From an Evening of Storytelling 2018
What happens to a buttoned-up young therapist when things get out of hand in his office?
Why Homework is So Important, and Six Ways to Make Sure Your Clients Do It
By David Treadway - Over the years, the couples in my practice who’ve actually done homework exercises have reported communicating better and being more affectionate and more supportive of each other than couples who haven’t. To make sure I’m successful in motivating them, I use these six techniques.
Taking Therapy Home: Motivating Couples to Do Their Homework
Motivating couples to do their therapy homework may be the key to successful outcomes.
A Special Feature from Our Family Matters Department
By David Treadway - With his father's help, a young therapist contemplates the biggest gamble of his life.
What Do You Tell Your Clients...and Yourself?
By David Treadway - Many of us of a certain age live with the fear of early-onset dementia, cognitive impairment, Alzheimer’s—call it what you will. But incrementally becoming a vacant body to be tended, fed, changed, pitied was my worst nightmare.
A Diary of Riding Out the Storm
A therapist discovers what it means to be fully present, even in the face of the terrifying prospect of a declining mind.
A Meditation Retreat Helps a Therapist Confront Cancer Trauma

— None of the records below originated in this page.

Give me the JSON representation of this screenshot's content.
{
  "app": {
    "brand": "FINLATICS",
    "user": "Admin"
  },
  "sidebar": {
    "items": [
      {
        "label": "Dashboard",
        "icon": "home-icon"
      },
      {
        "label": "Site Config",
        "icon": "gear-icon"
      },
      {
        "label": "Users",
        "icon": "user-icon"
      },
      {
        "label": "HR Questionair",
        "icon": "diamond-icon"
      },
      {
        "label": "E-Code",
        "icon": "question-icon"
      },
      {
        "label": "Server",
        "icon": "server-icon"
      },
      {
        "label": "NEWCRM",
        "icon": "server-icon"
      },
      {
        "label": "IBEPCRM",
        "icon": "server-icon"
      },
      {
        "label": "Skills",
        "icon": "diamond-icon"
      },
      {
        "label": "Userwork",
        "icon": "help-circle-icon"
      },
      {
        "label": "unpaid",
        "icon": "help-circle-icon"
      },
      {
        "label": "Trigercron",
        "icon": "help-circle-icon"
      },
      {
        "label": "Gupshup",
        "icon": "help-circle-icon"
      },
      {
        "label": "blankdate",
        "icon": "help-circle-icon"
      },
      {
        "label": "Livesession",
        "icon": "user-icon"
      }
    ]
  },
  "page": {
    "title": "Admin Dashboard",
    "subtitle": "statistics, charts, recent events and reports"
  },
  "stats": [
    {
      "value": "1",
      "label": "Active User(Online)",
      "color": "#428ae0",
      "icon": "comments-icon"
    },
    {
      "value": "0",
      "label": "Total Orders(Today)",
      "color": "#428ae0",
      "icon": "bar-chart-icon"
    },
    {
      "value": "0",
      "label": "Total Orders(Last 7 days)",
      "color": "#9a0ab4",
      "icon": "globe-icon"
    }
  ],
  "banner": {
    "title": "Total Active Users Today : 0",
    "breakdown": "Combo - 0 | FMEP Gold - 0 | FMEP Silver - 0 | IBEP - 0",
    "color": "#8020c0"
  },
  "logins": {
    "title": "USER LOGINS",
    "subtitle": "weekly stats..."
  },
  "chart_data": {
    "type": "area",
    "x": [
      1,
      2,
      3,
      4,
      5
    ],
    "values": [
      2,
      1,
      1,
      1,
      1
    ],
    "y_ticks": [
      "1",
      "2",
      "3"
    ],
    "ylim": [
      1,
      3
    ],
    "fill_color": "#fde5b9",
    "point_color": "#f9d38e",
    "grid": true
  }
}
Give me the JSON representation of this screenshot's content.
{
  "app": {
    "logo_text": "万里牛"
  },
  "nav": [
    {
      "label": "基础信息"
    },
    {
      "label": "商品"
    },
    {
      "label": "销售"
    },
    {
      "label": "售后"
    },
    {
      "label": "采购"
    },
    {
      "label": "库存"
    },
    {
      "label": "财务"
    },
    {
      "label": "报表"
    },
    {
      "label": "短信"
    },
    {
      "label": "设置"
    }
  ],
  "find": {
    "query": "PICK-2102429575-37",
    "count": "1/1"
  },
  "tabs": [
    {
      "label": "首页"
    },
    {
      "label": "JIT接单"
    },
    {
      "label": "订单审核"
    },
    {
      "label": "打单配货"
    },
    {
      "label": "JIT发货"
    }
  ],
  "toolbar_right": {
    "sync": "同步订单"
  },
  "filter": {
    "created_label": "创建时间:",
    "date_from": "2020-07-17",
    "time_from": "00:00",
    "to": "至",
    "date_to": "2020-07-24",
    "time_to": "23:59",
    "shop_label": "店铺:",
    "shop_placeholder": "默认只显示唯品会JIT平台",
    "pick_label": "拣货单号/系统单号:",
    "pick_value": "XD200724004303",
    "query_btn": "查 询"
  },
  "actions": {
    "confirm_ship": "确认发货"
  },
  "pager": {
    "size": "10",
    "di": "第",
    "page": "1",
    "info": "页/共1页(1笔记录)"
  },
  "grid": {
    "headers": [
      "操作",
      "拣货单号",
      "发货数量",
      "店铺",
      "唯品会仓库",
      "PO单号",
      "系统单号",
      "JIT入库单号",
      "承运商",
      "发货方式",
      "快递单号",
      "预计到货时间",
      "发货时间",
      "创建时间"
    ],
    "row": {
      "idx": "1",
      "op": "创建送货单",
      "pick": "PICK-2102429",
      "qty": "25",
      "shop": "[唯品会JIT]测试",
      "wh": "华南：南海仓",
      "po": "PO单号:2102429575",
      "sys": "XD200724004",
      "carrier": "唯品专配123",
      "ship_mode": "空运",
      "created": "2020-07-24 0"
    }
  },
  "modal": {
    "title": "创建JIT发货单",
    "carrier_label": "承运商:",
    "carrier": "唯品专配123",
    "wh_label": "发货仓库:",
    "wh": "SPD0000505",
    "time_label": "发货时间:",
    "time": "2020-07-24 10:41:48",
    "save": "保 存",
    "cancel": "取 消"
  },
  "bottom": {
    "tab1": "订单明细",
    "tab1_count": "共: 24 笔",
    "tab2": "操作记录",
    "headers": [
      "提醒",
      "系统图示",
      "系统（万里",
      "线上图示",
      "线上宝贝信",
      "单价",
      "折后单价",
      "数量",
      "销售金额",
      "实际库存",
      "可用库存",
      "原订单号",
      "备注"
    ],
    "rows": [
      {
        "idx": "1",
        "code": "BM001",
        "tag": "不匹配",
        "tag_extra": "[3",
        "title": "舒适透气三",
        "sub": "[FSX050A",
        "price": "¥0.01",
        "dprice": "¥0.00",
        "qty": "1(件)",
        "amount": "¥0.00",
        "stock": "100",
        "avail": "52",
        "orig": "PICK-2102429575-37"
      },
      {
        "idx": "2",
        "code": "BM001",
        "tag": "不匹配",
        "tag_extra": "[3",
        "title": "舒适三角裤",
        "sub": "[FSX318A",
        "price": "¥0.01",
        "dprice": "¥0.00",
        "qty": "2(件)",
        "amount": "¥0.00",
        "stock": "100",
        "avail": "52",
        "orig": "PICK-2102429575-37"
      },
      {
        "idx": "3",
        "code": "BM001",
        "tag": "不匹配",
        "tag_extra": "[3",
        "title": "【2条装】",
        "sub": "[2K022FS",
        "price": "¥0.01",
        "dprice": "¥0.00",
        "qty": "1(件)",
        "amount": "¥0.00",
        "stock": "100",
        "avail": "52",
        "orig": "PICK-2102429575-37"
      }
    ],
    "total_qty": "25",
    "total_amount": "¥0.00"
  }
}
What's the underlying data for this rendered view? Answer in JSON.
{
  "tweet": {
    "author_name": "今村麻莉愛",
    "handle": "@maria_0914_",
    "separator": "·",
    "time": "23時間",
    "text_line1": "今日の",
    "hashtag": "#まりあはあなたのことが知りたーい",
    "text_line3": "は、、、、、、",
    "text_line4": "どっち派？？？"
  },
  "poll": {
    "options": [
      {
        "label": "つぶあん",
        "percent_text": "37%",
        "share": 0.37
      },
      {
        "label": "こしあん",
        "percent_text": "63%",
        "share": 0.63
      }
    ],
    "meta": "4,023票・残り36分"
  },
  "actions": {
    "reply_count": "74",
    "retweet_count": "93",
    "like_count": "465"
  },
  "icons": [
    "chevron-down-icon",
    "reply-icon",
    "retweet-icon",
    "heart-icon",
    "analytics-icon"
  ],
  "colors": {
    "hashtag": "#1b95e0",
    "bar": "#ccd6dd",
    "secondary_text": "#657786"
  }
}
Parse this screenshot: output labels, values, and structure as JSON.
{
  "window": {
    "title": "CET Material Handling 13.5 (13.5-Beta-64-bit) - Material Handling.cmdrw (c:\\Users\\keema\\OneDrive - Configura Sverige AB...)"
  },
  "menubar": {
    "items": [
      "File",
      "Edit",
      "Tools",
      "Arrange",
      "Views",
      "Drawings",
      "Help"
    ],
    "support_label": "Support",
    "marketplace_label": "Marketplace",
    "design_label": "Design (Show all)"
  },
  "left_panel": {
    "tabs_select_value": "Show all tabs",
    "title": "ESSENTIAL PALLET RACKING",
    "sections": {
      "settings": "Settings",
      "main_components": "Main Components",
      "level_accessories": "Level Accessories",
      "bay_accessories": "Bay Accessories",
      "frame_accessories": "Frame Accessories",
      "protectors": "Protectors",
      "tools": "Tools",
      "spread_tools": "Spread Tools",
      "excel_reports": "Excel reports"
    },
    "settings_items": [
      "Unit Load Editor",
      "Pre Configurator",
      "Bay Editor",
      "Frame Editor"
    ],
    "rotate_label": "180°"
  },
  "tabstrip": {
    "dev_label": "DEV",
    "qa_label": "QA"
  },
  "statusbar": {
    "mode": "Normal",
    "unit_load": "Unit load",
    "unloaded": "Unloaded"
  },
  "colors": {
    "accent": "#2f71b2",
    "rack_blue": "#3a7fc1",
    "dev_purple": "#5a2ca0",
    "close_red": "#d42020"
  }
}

I've been working hard on integrating Buddhist teachings and meditation practice into my life for six years now. But none of my spiritual practice prepared for my stage IV non-Hodgkins lymphoma that turned my life upside down two years ago. I was extremely sick and given a small chance to survive. In the first weeks, I spoke easily about the transformational power of illness, the gift of cancer. I thought I'd become enlightened. But in reality, I was out of my mind, quite dissociative. Buddhism doesn't mean being detached, uncaring, disengaged. I came to this retreat out of desperation. I'm here to learn how to live again.
When Should We Stop Seeing Difficult Therapy Clients?
After 22 years, I can still see Amy sitting there, cross-legged, with her arms folded across her chest. This case had been emotionally devastating for me. Amy began calling me at home. Then she began making hang-up phone calls, started cutting her wrists again and threatened suicide. Years after terminating therapy with Amy, she called me again, begging for me to treat her. I agreed. She was caught in the vortex once more and, like a complete fool, so was I.
I was stunned. “So, Glen, it seems like you’re really hurt that Julie would bring this moment up in our therapy without warning,” I said. I tried to be a comfort to each of them, normalizing how embarrassing secrets can sometimes be blurted out in the supposed safety of the therapy room. Meanwhile, the couple huddled in their separate corners of the sofa without looking at each other. They endured the rest of the hour and got out of there as fast as they could—without making another appointment. In the following weeks, they didn’t return my phone messages, and I felt as if I’d blown the case. But after a month and half, I was delighted when they phoned to set up another appointment.
Questions of Gender: A therapist struggles with the clinical choices he’s made
A therapist takes an unflinching look at a puzzling case that spanned 14 years, wondering if he made a wrong turn.